Municipal bonds are heading for their worst start to a year on record, and fund managers say nailing the direction of the $4 trillion market from here likely has little to do with the fiscal health of U.S. states and cities.

It’s all about the broader rates market, say portfolio managers including Julio Bonilla at Schroders Plc. And with the fixed-income universe still solidly on the defensive amid speculation the Federal Reserve will opt for an aggressive rate hike next week to combat soaring inflation, that means the slide in munis probably isn’t over.

“There’s still potential for more pain in the muni market,” Bonilla said. The crucial backdrop for him is that Treasuries will remain under pressure as the Fed starts shrinking its balance sheet and as its rate increases boost currency-hedging costs for overseas investors.

Munis have lost 8.7% in 2022, an unprecedented decline for the first four months of the year, according to data compiled by Bloomberg. The broader U.S. bond market has declined even more, falling 9%.

Longer-term benchmark municipal yields have risen to the highest since March 2020, pushing investors to yank billions of dollars from muni mutual funds. Cities and states are finding that they’re paying up to get muni deals off the ground as a result.

There’s a divide emerging between Wall Street analysts and investors about how to approach the muni market now. Some bank strategists have been more positive lately: Citigroup Inc. and Bank of America Corp. this week both said the market will get support around mid-year, a period when investors traditionally receive principal and coupon payments that they may look to reinvest. Truist Financial Corp. said this week that munis are poised to outperform.

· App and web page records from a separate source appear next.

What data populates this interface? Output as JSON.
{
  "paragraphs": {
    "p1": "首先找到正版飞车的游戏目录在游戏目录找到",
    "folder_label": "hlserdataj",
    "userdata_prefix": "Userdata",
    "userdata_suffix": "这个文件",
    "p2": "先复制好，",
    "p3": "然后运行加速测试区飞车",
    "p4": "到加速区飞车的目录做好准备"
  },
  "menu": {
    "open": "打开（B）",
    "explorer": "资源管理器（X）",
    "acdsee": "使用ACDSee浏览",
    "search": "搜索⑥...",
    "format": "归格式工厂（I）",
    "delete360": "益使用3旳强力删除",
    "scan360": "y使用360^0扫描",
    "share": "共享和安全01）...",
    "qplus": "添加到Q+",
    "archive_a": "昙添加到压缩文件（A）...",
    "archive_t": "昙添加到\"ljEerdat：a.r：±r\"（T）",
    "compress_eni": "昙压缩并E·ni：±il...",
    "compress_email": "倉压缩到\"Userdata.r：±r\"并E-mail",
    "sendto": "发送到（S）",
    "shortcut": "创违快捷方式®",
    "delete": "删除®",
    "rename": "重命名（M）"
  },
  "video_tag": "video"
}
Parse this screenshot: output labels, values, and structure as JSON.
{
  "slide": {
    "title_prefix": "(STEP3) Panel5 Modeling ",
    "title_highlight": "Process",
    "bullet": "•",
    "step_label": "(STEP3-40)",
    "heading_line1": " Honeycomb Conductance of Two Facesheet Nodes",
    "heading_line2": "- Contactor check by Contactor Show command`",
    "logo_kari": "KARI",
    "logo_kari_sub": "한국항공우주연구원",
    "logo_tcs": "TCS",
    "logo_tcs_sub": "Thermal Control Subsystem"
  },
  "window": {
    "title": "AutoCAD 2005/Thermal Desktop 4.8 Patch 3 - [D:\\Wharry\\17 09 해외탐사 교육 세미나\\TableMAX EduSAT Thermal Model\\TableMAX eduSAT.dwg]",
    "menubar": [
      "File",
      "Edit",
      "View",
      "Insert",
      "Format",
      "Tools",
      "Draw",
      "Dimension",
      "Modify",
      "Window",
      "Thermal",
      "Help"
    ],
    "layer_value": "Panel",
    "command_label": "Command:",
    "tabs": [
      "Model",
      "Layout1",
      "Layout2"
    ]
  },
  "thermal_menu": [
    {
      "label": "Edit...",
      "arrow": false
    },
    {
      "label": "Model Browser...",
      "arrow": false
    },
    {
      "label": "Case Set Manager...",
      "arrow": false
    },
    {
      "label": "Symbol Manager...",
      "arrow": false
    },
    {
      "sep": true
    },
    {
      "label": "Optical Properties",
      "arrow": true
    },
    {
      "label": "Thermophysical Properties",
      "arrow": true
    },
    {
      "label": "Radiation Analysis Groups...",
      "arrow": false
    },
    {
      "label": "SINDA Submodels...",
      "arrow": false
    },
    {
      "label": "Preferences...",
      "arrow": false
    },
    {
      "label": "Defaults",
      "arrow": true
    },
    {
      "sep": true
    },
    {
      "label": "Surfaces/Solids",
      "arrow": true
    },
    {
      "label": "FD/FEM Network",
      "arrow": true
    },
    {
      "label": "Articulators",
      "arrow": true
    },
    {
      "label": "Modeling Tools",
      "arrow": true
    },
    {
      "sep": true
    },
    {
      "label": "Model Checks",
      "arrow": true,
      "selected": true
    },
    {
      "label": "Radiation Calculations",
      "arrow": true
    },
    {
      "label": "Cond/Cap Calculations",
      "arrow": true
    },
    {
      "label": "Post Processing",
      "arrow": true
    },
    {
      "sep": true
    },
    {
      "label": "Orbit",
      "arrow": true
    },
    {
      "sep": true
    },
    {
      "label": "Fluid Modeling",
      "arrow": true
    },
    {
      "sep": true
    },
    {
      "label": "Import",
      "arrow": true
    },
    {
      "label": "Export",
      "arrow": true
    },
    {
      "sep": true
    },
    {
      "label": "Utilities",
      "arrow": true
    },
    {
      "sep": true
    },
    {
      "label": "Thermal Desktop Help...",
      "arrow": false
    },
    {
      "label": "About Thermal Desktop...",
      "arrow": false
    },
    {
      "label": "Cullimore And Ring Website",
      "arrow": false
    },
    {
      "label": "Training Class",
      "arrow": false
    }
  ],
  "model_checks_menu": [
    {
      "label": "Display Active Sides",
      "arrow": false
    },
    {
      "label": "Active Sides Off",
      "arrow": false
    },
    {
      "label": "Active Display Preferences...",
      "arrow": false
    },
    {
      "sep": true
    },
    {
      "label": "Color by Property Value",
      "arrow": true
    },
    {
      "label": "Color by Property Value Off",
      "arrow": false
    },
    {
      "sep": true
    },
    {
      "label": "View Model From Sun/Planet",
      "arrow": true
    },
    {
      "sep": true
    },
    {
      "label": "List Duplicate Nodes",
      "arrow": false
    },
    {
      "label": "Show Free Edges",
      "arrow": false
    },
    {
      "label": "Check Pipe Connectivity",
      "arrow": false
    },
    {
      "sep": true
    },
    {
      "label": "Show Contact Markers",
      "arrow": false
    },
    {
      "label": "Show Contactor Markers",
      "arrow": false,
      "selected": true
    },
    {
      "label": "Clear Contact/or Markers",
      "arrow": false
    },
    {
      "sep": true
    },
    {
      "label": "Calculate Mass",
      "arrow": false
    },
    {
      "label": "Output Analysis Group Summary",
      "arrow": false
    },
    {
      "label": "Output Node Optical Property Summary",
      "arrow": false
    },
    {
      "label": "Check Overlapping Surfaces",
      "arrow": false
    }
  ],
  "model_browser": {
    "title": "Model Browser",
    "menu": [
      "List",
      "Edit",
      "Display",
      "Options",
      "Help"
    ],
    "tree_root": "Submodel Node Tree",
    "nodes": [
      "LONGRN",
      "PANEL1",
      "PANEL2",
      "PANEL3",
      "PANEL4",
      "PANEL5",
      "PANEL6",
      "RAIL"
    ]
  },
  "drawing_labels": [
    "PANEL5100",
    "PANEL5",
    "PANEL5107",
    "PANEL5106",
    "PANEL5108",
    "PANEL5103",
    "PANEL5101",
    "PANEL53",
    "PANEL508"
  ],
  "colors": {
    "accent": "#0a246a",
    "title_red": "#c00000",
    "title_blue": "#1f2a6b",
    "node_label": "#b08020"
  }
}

But outflows continue. Investors pulled about $2.9 billion from municipal mutual funds in the week through Wednesday, marking 11 straight weeks of outflows, according to Refinitiv Lipper US Fund Flows data.